Income taxes aside, very high net worth individuals may find that converting part or all of a traditional IRA to a Roth is advantageous for estate-planning purposes, especially if there is a significant IRA balance that doesn’t need to be tapped during the owner’s lifetime.  Though the value of a Roth will still be included in the gross estate, because there are no required minimum distributions, the account could grow larger than it otherwise might under traditional IRA distribution rules—leaving more for heirs to withdraw income-tax-free over their lifetimes.

What’s more, the income tax paid at the time of conversion (preferably from assets other than the IRA) will reduce the owner’s gross estate.  In effect, the account owner is prepaying income tax on behalf of future beneficiaries without it really counting as a taxable gift.

  • Here are a few more caveats to consider:

o   Traditional IRA aggregation rule: If you have made nondeductible contributions to your traditional IRA in the past (hopefully, tracked all along on IRS Form 8606), you can’t pick and choose which portion of the traditional IRA money you want to convert to a Roth.  The IRS looks at all traditional IRAs as one when it comes to distributions, including Roth conversions.  Traditional IRA balances are aggregated so that the amount converted consists of a prorated portion of taxable and nontaxable money.  For more on the aggregation rule, see IRS Publication 590.

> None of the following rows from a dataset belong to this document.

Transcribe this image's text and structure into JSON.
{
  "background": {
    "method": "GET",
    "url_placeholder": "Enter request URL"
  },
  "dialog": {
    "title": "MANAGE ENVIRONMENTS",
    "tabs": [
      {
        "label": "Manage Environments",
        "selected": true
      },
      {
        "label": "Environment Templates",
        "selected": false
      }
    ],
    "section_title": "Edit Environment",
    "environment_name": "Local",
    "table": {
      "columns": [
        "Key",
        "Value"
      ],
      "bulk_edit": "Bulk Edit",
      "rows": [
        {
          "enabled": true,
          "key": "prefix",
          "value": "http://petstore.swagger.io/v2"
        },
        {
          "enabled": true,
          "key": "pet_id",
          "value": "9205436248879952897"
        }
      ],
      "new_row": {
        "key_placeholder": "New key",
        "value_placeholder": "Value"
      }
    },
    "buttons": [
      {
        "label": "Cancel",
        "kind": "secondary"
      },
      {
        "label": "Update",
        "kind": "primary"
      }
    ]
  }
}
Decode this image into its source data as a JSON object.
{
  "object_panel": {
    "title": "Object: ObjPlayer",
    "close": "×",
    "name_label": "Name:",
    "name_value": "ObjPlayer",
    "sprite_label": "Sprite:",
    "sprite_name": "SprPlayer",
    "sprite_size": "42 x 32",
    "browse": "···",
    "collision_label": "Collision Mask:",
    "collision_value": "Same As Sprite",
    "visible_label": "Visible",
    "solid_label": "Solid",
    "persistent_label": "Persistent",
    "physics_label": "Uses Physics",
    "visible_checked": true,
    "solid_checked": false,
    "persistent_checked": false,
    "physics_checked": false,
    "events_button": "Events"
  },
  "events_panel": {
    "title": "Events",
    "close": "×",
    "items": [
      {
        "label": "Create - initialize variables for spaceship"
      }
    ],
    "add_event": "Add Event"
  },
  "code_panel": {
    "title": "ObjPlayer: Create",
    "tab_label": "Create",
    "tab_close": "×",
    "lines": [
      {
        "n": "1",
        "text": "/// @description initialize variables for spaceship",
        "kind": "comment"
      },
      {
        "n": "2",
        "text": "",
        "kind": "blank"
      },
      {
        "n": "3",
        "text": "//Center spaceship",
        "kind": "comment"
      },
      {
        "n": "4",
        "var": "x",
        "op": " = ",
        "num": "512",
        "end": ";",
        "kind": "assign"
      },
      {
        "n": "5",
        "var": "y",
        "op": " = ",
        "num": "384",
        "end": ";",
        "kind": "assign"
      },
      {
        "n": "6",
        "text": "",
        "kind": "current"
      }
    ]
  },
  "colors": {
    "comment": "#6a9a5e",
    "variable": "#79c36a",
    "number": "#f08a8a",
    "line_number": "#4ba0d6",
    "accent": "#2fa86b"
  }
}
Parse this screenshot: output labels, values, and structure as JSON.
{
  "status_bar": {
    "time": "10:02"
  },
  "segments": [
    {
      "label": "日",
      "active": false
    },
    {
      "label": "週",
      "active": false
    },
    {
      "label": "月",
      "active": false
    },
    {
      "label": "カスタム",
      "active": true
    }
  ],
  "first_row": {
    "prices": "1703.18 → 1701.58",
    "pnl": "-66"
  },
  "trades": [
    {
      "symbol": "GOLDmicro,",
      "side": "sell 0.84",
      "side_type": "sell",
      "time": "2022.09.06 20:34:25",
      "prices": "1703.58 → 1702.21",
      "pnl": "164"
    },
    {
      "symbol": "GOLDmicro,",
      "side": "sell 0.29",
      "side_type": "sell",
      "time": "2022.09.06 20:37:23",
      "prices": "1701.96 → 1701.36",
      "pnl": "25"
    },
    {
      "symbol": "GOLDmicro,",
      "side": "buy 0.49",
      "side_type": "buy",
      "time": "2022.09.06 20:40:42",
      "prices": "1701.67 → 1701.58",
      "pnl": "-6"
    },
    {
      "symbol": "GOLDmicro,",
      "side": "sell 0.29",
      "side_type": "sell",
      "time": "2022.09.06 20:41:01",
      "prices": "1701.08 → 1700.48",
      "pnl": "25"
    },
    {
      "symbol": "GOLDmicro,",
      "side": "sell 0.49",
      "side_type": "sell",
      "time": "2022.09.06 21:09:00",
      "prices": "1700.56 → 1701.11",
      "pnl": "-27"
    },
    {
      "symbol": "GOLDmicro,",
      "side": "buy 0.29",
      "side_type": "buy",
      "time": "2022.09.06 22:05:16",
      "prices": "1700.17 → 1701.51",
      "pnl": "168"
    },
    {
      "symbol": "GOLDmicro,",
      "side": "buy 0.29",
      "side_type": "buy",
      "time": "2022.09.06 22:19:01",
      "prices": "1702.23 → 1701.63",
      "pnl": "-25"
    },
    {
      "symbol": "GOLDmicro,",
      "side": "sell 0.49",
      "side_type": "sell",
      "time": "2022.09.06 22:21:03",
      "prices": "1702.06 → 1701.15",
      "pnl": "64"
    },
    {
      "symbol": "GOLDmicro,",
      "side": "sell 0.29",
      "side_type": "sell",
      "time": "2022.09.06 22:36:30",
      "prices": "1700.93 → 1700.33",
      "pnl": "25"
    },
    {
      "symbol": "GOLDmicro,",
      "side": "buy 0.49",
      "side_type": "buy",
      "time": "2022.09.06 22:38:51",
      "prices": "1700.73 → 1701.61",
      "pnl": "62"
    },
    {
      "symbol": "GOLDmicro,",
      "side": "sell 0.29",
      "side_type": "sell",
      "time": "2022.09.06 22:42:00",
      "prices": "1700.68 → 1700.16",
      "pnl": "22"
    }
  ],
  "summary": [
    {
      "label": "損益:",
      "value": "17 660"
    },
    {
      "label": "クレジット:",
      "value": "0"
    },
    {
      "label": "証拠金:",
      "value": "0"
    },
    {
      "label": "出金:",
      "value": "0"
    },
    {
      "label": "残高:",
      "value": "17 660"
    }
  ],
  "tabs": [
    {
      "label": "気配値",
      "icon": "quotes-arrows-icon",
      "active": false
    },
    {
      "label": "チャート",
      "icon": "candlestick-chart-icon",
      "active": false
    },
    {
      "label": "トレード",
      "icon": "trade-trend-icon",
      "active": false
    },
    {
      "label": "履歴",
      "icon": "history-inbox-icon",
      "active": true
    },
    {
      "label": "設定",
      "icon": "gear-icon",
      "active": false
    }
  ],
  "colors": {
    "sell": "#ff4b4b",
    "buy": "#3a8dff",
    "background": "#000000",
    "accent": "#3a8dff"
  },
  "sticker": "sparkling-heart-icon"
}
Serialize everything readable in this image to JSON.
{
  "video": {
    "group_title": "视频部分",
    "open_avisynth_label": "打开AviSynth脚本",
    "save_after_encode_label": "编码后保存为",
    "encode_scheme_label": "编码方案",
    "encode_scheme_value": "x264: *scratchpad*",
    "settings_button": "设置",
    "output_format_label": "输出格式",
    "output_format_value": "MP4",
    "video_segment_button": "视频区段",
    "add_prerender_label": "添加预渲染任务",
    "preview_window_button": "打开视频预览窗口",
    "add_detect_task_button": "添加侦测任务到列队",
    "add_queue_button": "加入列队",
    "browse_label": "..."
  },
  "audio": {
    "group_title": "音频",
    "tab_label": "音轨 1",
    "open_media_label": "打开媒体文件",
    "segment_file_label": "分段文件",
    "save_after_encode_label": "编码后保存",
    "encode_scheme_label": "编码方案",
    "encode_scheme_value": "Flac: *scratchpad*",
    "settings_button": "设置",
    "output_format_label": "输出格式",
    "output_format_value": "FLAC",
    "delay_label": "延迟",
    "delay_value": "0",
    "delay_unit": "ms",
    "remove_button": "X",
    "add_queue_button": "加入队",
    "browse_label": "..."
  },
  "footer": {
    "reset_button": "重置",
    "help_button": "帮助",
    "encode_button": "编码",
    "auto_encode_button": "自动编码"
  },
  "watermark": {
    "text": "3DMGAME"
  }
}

o   Converting nondeductible IRA contributions to a Roth: Starting in 2010, high earners otherwise not eligible to make Roth contributions could make nondeductible contributions to a traditional IRA and then convert those amounts to a Roth.  This process could be repeated every year.  Don’t be surprised, though, if Congress changes the law to eliminate this option.

o   Multi-year tax payment: Being able to split the conversion income between 2011 and 2012 for 2010 conversions (only) is a potential benefit only if your tax rate doesn’t rise.  But higher rates in 2011 and 2012 vs. 2010 are almost a certainty for top earners.

The bottom line:

Eligibility for a Roth conversion in 2010 does not automatically make it a good idea.  In fact, the very high-earning taxpayers who will become eligible for Roth conversion in 2010 are the least likely to benefit because they are already in the highest brackets.  If a Roth conversion did not make sense for income tax purposes before 2010, it probably will not afterwards.  That said, in the right circumstances, converting to a Roth IRA could potentially have significant benefits.  Conversion for estate-planning purposes may also add value.

Each situation needs to be evaluated on a case-by-case basis.  Take a close look at your own situation and, if it makes sense, consider taking advantage of these rule changes.  Remember that tax laws are subject to change!

Circular 230 Notice

We are required by IRS Circular 230 to inform you that any statements contained herein, or any attachments, are not intended or written to be used, and cannot be used, by you or any other person, for the purpose of avoiding any penalties that may be imposed by federal tax law